Fact 3: Text that reads, "A successful phishing attack can be so convincing that you won't even know that you were affected." to the left of an illustration of a pink, yellow, and blue rainbow that sits on top of a white cloud with googly eyes and rosy cheeks.

Fact 4: Text that reads, "72% of people say they check to see whether messages are phishing or scammy." to the right of an illustration of a green email icon with an open document that's hanging on a fishing hook.

Fact 5: Text that reads, "Join the 42% of people who say they report phishing to their email provider (like Gmail)." to the left of an illustration of a woman sitting at a desk and using a laptop computer. The woman wears an open, green sweater, blue shirt, and blue pants. She sits on a blue office chair.

Learn more at:

How to recognize phishing

Phishing is a scam designed to steal information or passwords, compromise devices, or trick you out of money. While we often think of phishing as being limited to emails, it can also take the form of deceptive text messages (smishing), posts on social media, pop-ups, or phone calls (vishing).

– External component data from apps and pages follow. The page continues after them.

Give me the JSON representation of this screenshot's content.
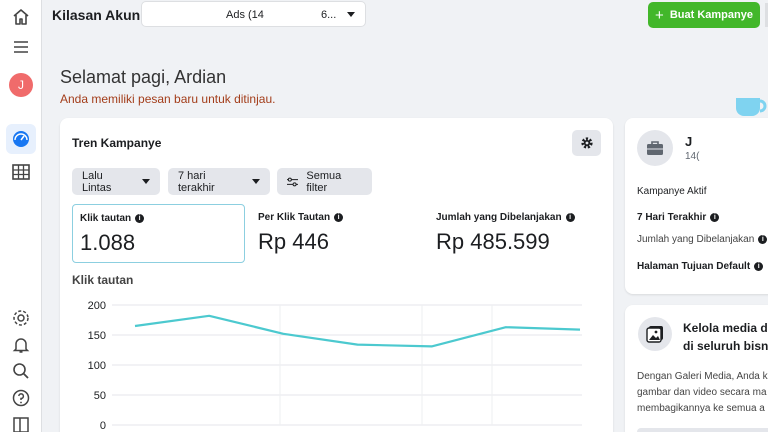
{
  "header": {
    "title": "Kilasan Akun",
    "account_select_left": "Ads (14",
    "account_select_right": "6...",
    "create_button": "Buat Kampanye"
  },
  "greeting": {
    "title": "Selamat pagi, Ardian",
    "subtitle": "Anda memiliki pesan baru untuk ditinjau."
  },
  "user": {
    "avatar_initial": "J"
  },
  "trend_card": {
    "title": "Tren Kampanye",
    "filters": [
      {
        "label": "Lalu Lintas"
      },
      {
        "label": "7 hari terakhir"
      },
      {
        "label": "Semua filter"
      }
    ],
    "metrics": [
      {
        "label": "Klik tautan",
        "value": "1.088"
      },
      {
        "label": "Per Klik Tautan",
        "value": "Rp 446"
      },
      {
        "label": "Jumlah yang Dibelanjakan",
        "value": "Rp 485.599"
      }
    ],
    "chart_label": "Klik tautan"
  },
  "chart_data": {
    "type": "line",
    "title": "Klik tautan",
    "y_ticks": [
      "200",
      "150",
      "100",
      "50",
      "0"
    ],
    "ylim": [
      0,
      200
    ],
    "series": [
      {
        "values": [
          165,
          182,
          152,
          134,
          131,
          163,
          159
        ]
      }
    ],
    "grid": true,
    "color": "#4cc9cf"
  },
  "account_card": {
    "name": "J",
    "id": "14(",
    "lines": [
      {
        "text": "Kampanye Aktif",
        "style": "normal"
      },
      {
        "text": "7 Hari Terakhir",
        "style": "bold"
      },
      {
        "text": "Jumlah yang Dibelanjakan",
        "style": "gray"
      },
      {
        "text": "Halaman Tujuan Default",
        "style": "bold"
      }
    ]
  },
  "media_card": {
    "title_line1": "Kelola media d",
    "title_line2": "di seluruh bisn",
    "desc_line1": "Dengan Galeri Media, Anda k",
    "desc_line2": "gambar dan video secara ma",
    "desc_line3": "membagikannya ke semua a"
  },
  "colors": {
    "accent_green": "#42b72a",
    "line_teal": "#4cc9cf",
    "subtitle_red": "#a33d1a"
  }
}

Phishers may ask for your name, account information, date of birth, Social Security number, address, etc. They may also try to get you to open a link or file. Hover or tab over any links to review exactly where you are being directed. If it's not legit, don't open it.

Types of phishing and phishing “hooks”

Phishing is a way criminals use social engineering to trick you into sharing private and confidential data, such as bank account numbers or login information. Criminals employ many methods, such as:

  • Phishing
    • Generic, everyday phishing is not targeted and tends to be easier to spot.
  • Spear phishing
    • Spear phishing is one of the most dangerous forms of phishing. The phisher targets a specific individual and studies them to be able to write a more convincing, legitimate-looking message to trick them into letting down their guard and sharing sensitive information.
  • Whaling
    • Also known as CEO fraud, whaling specifically targets chief executive officers and senior leadership.
  • Shared document phishing
    • You might receive an email that appears to come from file-sharing sites like UBox, Dropbox, Google Drive, or OneDrive alerting you that a document has been shared with you. The link provided in these emails will take you to a fake login page that mimics a real login page and will steal your account credentials.

Indicators that an email isn’t legitimate:

  • The sender isn’t specified, isn’t someone you know, or doesn’t match the “from” address
  • Unfamiliar, unusual, or generic greetings; it’s not addressed to you, specifically, by name
    • [No greeting]
    • Dear member
    • Hello friend
  • Spelling and grammar errors
  • Suspicious links
    • A link that doesn’t match the URL of the webpage stated in the email
    • A link to pictures or videos from people you don’t know
    • A link or attachment to view an unexpected e-card or to track an unknown package
  • Attachments
    • Incorrect or suspicious filenames
    • Suspicious file extensions (e.g., .bin, .com, .exe, .html, .pif, .vbs, .zip, .zzx)
  • Low-resolution images

Reputable organizations like the University of Utah will never email you for your password, Social Security number, or any confidential or personal information. Visit our Phish Tank to learn more about various phishing schemes and how to avoid them.

How to report phishing

If you receive a phishing email in your UMail account, immediately report it using the Phishing Alert Button — the simplest and the fastest way to report suspicious messages to the Information Security Office (ISO).

If your email client does not have the Phish Alert Button, forward the email as an attachment to If you are unsure how to forward a message as an attachment, use a search engine (e.g., Google) to find instructions for your email client.

Once you report the email, the ISO’s Security Operations Center (SOC) will review the suspicious email, notify users whether it is malicious, and act as needed to protect users and the university.

If, by accident, you open a questionable link and enter your university credentials, immediately go to the CIS website — — and change your password. In addition, contact the SOC at to notify information security staff.

Last Updated: 9/16/22